Citation: Zagrean A-M, Hermann DM, Opris I, Zagrean L and Popa-Wagner A (2018) Multicellular Crosstalk Between Exosomes and the Neurovascular Unit After Cerebral Ischemia. Therapeutic Implications. Front. Neurosci. 12:811. doi: 10.3389/fnins.2018.00811

Received: 02 July 2018; Accepted: 17 October 2018;
Published: 06 November 2018.

Edited by:

Hari S. Sharma, Uppsala University, Sweden

Reviewed by:

Alexander A. Mongin, Albany Medical College, United States
Ayman ElAli, CHU de Québec Research Center, Canada

Copyright © 2018 Zagrean, Hermann, Opris, Zagrean and Popa-Wagner. This is an open-access article distributed under the terms of the Creative Commons Attribution License (CC BY). The use, distribution or reproduction in other forums is permitted, provided the original author(s) and the copyright owner(s) are credited and that the original publication in this journal is cited, in accordance with accepted academic practice.
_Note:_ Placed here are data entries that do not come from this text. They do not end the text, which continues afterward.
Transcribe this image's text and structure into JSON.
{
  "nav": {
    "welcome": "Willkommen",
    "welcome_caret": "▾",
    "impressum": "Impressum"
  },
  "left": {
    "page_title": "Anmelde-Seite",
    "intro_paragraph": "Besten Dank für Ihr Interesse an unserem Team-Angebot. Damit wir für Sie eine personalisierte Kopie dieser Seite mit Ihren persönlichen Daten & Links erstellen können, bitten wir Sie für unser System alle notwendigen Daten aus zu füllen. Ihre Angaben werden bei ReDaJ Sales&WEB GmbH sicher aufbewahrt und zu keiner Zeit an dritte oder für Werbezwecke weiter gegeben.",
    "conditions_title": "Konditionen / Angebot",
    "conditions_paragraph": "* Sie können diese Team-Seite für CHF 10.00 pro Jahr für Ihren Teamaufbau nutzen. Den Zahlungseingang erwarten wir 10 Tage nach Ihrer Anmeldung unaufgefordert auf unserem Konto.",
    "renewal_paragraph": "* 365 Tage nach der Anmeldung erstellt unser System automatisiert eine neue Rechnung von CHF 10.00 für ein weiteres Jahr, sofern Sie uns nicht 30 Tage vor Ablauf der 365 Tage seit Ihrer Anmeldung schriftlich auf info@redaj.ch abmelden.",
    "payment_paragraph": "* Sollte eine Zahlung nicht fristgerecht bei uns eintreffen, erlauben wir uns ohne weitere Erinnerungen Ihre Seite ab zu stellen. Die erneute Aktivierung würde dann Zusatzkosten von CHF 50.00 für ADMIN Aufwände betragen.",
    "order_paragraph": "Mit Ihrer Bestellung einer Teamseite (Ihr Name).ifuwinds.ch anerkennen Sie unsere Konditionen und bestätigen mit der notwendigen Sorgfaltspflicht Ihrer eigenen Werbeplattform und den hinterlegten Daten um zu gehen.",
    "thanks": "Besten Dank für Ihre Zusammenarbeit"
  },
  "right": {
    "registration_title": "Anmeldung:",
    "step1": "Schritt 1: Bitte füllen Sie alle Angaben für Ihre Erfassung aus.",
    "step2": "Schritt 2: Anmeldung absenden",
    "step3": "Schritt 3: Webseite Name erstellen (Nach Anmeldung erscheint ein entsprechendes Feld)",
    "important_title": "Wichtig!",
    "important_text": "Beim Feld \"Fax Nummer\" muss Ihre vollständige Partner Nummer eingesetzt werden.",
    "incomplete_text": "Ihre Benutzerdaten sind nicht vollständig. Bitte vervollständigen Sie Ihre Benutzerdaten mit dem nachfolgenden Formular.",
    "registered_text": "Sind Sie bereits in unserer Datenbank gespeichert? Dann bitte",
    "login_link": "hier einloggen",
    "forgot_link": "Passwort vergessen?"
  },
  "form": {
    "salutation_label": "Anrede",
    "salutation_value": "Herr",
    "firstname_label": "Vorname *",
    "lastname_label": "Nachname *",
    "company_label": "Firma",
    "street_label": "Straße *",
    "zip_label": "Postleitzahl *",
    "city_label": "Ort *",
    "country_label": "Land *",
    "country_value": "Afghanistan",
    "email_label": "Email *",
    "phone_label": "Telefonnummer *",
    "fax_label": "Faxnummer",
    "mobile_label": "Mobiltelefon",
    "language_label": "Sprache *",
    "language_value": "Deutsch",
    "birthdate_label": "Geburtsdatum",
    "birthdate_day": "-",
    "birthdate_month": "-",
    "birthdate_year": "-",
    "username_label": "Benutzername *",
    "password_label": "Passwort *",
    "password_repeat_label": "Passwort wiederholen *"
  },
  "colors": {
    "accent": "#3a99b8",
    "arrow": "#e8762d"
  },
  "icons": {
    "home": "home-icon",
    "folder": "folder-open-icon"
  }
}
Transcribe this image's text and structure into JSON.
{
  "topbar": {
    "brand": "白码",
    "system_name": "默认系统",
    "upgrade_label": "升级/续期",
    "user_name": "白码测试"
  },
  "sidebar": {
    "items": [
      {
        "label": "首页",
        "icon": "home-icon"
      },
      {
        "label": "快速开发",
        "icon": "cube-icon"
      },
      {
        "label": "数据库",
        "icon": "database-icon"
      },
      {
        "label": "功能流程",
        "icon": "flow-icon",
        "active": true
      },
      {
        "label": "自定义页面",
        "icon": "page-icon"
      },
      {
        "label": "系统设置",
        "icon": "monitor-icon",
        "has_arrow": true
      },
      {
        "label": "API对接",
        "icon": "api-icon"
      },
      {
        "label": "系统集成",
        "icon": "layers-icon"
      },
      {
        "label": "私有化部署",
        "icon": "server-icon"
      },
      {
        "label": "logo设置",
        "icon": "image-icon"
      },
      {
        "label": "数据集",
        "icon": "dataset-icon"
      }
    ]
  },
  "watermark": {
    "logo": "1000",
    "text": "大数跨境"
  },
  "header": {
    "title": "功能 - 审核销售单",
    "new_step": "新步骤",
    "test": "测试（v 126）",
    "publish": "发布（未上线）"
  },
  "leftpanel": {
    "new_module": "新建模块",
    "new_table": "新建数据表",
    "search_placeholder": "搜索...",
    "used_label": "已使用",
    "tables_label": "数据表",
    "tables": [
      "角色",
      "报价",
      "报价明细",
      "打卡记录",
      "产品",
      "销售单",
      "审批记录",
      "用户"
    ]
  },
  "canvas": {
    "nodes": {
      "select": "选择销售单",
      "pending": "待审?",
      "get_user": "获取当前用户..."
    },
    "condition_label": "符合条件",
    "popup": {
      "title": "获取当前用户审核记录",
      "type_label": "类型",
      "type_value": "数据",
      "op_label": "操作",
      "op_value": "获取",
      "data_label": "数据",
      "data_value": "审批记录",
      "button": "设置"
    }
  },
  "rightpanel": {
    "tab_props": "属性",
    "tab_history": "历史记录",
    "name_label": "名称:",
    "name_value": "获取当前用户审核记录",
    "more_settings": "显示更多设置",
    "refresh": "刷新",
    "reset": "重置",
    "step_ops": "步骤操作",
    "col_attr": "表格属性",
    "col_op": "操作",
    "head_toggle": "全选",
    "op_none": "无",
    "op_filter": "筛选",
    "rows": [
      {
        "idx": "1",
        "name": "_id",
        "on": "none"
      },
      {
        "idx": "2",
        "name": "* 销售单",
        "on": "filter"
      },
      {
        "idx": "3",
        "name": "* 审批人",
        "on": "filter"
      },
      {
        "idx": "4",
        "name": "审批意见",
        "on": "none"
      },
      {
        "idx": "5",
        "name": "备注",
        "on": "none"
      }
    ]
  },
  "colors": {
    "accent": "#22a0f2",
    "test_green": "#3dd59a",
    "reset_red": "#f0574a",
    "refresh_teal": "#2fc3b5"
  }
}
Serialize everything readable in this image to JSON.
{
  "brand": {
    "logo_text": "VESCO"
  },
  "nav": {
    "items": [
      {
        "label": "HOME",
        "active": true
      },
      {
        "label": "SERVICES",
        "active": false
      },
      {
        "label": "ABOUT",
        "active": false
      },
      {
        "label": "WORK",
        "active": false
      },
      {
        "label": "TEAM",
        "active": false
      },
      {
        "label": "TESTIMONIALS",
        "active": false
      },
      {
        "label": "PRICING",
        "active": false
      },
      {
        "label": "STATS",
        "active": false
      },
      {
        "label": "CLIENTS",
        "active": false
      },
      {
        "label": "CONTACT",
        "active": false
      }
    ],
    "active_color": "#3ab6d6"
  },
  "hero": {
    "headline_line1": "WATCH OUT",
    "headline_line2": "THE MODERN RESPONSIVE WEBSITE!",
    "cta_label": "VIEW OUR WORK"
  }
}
No use, distribution or reproduction is permitted which does not comply with these terms.

*Correspondence: Ana-Maria Zagrean, ana-maria.zagrean@umfcd.ro Aurel Popa-Wagner, aurel.popa-wagner@geriatricshealthyageing.com

These authors have contributed equally to this work